As always a delightful day in delightful company.  A place to return to and with this in mind your society has set up a sub-committee to determine when the time is right for us to commence rain dance formalities.  We will then return to John and Stella’s amphitheatre to conduct the ceremony.

-Geroge Hall.



The Scene  Temperature now is 6 degrees Celsius, no more swimming, but the Golden breasted bunting showed off its beautiful plumage as it splashed in the bird bath, we were delighted with its first visit to the garden.

Some corrections and improvements were necessary to last month’s Catchment, did you raise your eyebrows in disbelief when you read about a bream crossing the road – it was a BARBEL, whats more my companion leapt from his horse to run for the fish, he was too late.

The word waterlogged should have occurred in the paragraphs on vleis.  An attractive vlei margin tree was forgotten, did you notice the absence of Combretum hereoense, mouse eared Combretum, this refers to the feel of the leaves.

CIVIT’S FOOD list should be ready to appear in next month’s Tree Life, all those different seeds in the spoor make it difficult to trace their origins.

Here are the groups of grasses put simply – just to glance at then as “about the woodlands you go”.

Timothy grasses (Setaria)

Paspelum grasses (Urochloa)

Love grasses (Eragrostis)

Thatchdng grasses (Hyparrhenia or their new name)

Spear grasses (Heteropogon)

Red topped Grasses (Rhynchelytrum or new name)

Pyramid grasses (Sporobolus, may be unexplained or expanded inflorescences)

Quake Grasses (Briza)

Couch grasses (Cynodon)

Finger grasses (Digitaria) have an inflorescence similar to Couch grasses

It is hoped that the experts agree with this list, its purpose is to make us look at grasses rather than dismiss them.  Acacias are daunting until you get to know a few of then, it is the same with grasses.

That’s all this time.

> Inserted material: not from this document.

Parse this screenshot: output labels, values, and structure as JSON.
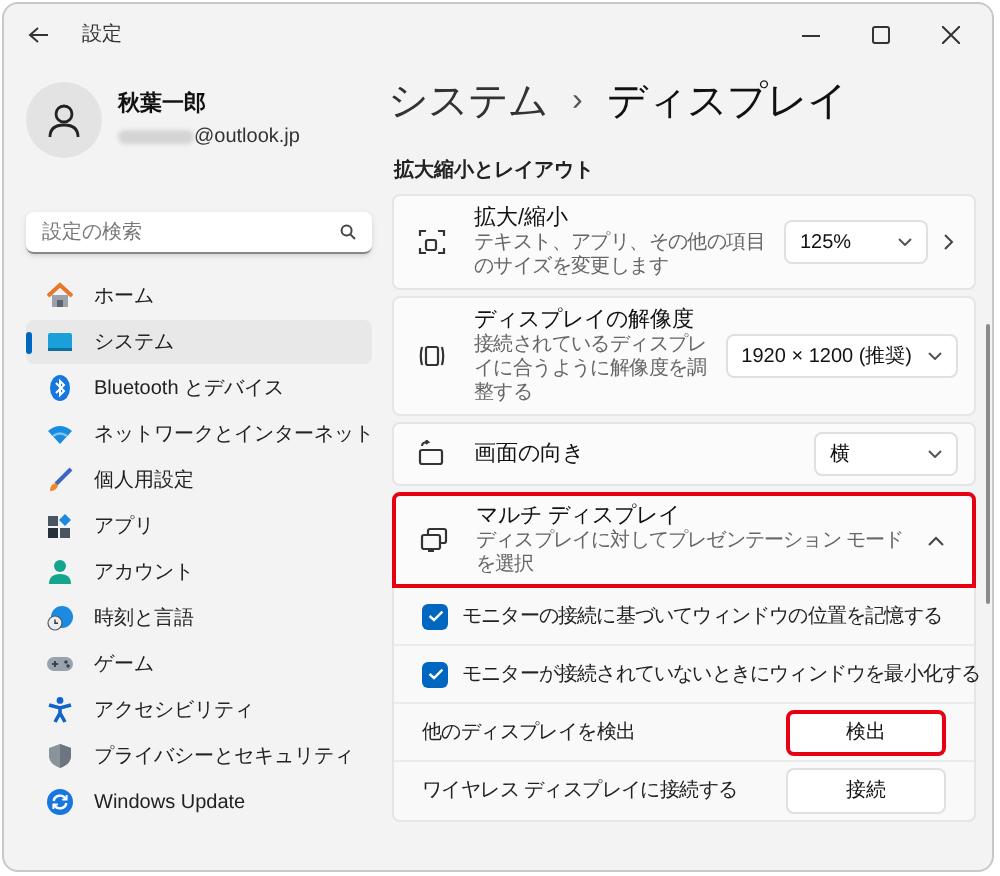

-Benedicta Graves






Erythrophysa transvaalensis (Transvaal red balloon tree). Photo: Richard Peek.Dombeya burgessiae. Photo: Bart Wursten. Source: Flora of Zimbabwe